In the Spotlight
Location: Amherst, MA
Member Since: 2012
About:Jennifer Acker is the founding editor of The Common, a new print and online journal featuring literature and images with a strong sense of place. She has an MFA from the Bennington Writing Seminars, and her translations, essays, and short stories have appeared or are forthcoming in publications such as Harper’s, The New Inquiry, Ascent, and Ploughshares. Acker was a visiting lecturer at Amherst College in 2011-12 and is currently a Faculty Fellow at New York University Abu Dhabi. She writes a monthly column about her Middle Eastern adventures for The Common Online.
What was the first book you loved?
The first author I fell in love with as a writer with diverse talents was Steinbeck. I started with the short ones, Tortilla Flats and Cannery Row, and was moved by their tenderness and humor. Before then, I didn’t realize literature could be funny.
What book could you read again and again?
The Great Fire, or anything by Shirley Hazzard.
Is there a book you are embarrassed to say you have never read?
I have not yet made it all the way through War and Peace.
Who is your favorite literary character?
Any of Alice Munro’s women.
What are you reading right now?
Travel essays, old and new, from William Hazlitt to Andre Aciman.
Where do you get your best reading recommendations?
A few good friends who are also writers and editors. Also my cousin who is a physician and a voracious reader; he’s Canadian so he often points me towards Commonwealth authors I’ve overlooked.
What do your books look like once you’ve finished reading them?
I try not to write in hardcovers, but paperbacks don’t stand a chance of escaping pen and pencil marks — underlining’s and notes in the margin.

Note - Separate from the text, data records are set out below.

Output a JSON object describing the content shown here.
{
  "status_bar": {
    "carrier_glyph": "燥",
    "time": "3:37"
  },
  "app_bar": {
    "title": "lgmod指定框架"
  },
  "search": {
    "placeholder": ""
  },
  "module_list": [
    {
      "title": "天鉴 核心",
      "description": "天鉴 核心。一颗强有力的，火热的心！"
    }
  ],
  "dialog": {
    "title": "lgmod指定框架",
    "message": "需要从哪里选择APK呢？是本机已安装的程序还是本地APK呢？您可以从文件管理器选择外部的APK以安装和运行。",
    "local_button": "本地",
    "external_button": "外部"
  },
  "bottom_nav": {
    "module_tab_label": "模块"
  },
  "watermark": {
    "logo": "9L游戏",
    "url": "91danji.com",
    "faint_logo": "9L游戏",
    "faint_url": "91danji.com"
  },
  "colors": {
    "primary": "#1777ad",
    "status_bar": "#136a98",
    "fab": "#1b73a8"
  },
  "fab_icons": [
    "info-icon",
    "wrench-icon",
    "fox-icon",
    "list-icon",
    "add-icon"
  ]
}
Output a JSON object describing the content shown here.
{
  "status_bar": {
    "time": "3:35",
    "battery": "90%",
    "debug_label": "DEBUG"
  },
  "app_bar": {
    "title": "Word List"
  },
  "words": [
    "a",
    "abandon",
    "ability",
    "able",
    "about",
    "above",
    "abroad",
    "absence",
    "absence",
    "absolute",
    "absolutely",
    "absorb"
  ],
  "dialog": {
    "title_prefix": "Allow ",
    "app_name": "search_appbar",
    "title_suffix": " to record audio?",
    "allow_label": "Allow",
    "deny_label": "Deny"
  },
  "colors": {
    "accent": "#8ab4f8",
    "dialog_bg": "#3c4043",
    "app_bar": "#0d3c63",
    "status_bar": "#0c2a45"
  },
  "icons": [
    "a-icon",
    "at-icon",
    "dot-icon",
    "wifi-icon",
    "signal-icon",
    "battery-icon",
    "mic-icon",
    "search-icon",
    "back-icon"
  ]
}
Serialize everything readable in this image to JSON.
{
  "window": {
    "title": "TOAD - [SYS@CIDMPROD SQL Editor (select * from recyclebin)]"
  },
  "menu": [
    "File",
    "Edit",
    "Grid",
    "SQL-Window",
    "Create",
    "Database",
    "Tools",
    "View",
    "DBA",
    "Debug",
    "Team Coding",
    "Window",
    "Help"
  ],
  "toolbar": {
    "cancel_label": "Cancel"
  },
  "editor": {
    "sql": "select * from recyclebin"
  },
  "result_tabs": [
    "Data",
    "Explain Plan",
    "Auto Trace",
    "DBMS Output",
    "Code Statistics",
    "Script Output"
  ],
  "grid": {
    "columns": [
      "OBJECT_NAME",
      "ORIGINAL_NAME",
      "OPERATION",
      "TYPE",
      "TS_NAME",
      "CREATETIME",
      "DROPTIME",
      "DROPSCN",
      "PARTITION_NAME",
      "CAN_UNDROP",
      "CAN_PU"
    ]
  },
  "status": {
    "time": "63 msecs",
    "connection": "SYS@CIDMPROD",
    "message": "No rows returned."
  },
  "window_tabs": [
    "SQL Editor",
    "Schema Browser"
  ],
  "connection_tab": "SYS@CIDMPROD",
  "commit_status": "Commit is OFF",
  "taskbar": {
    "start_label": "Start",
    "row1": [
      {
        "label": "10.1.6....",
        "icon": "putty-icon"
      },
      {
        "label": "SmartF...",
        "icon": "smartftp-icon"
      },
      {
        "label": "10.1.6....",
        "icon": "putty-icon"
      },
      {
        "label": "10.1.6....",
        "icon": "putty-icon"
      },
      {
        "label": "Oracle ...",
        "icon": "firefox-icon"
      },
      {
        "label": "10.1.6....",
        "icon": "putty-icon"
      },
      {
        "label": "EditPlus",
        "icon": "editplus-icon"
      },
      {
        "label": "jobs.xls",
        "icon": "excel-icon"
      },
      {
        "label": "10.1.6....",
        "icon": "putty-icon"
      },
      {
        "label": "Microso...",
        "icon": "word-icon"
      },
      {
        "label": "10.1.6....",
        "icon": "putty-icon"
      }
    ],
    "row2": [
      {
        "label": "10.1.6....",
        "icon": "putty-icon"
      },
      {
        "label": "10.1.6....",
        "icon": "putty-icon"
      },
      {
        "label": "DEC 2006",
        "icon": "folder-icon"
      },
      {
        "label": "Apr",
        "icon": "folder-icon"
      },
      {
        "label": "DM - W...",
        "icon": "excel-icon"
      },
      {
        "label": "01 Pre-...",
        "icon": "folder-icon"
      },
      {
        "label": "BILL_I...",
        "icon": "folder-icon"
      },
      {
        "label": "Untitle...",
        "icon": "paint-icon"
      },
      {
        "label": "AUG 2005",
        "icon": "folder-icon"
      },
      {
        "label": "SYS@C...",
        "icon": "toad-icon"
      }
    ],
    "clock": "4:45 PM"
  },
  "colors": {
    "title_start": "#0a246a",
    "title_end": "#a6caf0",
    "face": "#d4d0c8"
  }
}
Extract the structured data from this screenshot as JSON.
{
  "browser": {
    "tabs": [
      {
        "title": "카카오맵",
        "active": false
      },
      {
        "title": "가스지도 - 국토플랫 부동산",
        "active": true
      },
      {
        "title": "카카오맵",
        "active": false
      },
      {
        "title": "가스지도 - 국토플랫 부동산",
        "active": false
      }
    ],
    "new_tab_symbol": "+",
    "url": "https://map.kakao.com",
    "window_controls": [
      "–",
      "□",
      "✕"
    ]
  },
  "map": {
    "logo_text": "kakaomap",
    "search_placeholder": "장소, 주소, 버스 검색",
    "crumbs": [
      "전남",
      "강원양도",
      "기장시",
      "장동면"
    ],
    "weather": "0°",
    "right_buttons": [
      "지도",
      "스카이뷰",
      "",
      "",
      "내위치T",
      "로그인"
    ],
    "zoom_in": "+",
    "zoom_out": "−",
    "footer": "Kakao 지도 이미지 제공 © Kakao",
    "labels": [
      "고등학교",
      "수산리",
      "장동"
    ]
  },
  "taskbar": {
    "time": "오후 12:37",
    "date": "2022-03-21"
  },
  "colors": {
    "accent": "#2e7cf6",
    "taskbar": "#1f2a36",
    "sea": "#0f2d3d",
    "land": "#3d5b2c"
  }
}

What is the best advice you can give an aspiring writer?
There’s nothing wrong with learning from imitation.
What do you like in a story, whether fiction or nonfiction?
A world I don’t know brought to life by language I want to read out loud.
What’s in a title?
An interesting title is important in urging me to pick up or start reading a book or a story, but once I’ve started, I forget the title, often forever.
Do you own an e-reader? How has that changed your relationship to books?
E-readers are hugely useful for reading and sharing submissions now that magazines use electronic submissions systems. I don’t really enjoy reading on them for pleasure, though a Kindle (without the screen glare) will do if I’m traveling. When I read on an electronic device I have a harder time keeping track of when and how fast things happen – chronology and pace.
Describe your workspace.
Right now I am working at NYU Abu Dhabi, and my office is on the 13th floor of a highrise that overlooks the oldest building in the city, a whitewashed fort, set in the middle of a sandy block that has been a construction zone for months. The windows are covered in city dust. The interior is white and spare with institutional furniture and a borrowed Persian rug. A map of the city thumbtacks to a partition. My office is actually carved out of a studio apartment, so I have my own bathroom and a nonfunctioning sink.
What are the books you would take with you on a trip?
Definitely novels, not stories. I don’t like to keep stopping and starting when I’m on a trip. Recently I read Cloud Atlas in Sri Lanka, and it was divine.
Share a favorite AWP conference moment.
A couple members of our advisory board staffed our table while I was at a panel. When I came back, they were urging people to buy the magazine based on the soft, alluring feel of the volume’s paper cover.